Background and Aims: Objective monitoring and effective early treatment using a treat-to-target approach are key to improving therapeutic outcomes in IBD patients. This study aimed to assess adherence to objective monitoring (clinical, biomarkers, and endoscopy) and its impact on clinical outcomes.

Methods: A prospective, multicenter study included consecutive IBD patients starting on adalimumab therapy between January 2019 and December 2020. Disease activity, assessed by the Harvey-Bradshaw index (HBI), partial Mayo, C-reactive protein (CRP), fecal calprotectin (FCAL), and endoscopy were evaluated at adalimumab initiation and 3, 6, 9 and 12 months. Therapeutic drug monitoring, changes in treatment, drug sustainability, and clinical outcomes were assessed.

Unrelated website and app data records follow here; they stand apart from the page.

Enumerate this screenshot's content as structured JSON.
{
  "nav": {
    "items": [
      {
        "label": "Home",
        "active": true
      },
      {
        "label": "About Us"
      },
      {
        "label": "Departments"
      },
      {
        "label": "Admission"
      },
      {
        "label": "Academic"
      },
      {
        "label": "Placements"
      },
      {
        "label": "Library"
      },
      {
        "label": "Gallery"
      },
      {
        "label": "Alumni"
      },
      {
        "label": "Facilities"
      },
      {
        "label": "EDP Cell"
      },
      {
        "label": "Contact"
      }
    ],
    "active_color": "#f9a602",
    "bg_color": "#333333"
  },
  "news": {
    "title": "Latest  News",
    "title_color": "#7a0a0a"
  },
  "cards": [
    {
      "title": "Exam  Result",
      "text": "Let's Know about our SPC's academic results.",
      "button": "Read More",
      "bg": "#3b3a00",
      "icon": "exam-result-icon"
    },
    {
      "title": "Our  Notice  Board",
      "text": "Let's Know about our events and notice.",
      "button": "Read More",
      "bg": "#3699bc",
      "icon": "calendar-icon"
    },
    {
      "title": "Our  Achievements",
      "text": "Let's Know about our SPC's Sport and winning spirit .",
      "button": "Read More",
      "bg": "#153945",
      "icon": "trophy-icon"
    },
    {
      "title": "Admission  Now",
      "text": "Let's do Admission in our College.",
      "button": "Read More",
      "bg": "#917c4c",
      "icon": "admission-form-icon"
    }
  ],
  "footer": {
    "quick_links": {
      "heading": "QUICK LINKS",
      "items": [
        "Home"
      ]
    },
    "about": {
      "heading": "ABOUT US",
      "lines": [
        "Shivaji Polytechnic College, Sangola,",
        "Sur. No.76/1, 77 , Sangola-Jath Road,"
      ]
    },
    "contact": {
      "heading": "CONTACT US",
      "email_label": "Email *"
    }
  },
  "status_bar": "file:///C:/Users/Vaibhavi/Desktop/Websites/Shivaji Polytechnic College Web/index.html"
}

Results: 104 IBD patients were enrolled (78.8% CD, median age 34.3 years, disease duration 9 years). During the 12 months follow-up, high adherence to clinical activity assessment was observed in both CD (81.3%- 87.7%) and UC patients (76.5-90.9%). CRP measurement decreased over time in both CD (37.3%-54.9%) and UC (29.4%-50.0%). The adherence to serial FCAL monitoring was low in CD (22.7-31.3%) and UC patients (17.6-56.0%). UC patients had higher adherence to early endoscopic assessment (<6 months) compared to CD patients (40.9% vs. 21.5%). Adherence to early combined clinical and biomarkers resulted in earlier dose optimization in CD and UC (log-rank<0.001), but drug sustainability was not different. The patients with early combined adherence had a significantly higher clinical remission rate at 1 year compared to non-adherence (70.2% vs. 29.8%, p=0.007) but no significant difference in UC patients.

Conclusions: The adherence to early objective monitoring with combined clinical and biomarkers assessment in IBD patients starting adalimumab therapy led to dose optimization and improved 1-year clinical remission in CD but did not change drug sustainability and clinical remission in UC.


adherence, monitoring, treat-to-target, dose optimization, adalimumab, inflammatory bowel disease, ulcerative colitis, Crohn’s disease, fecal calprotectin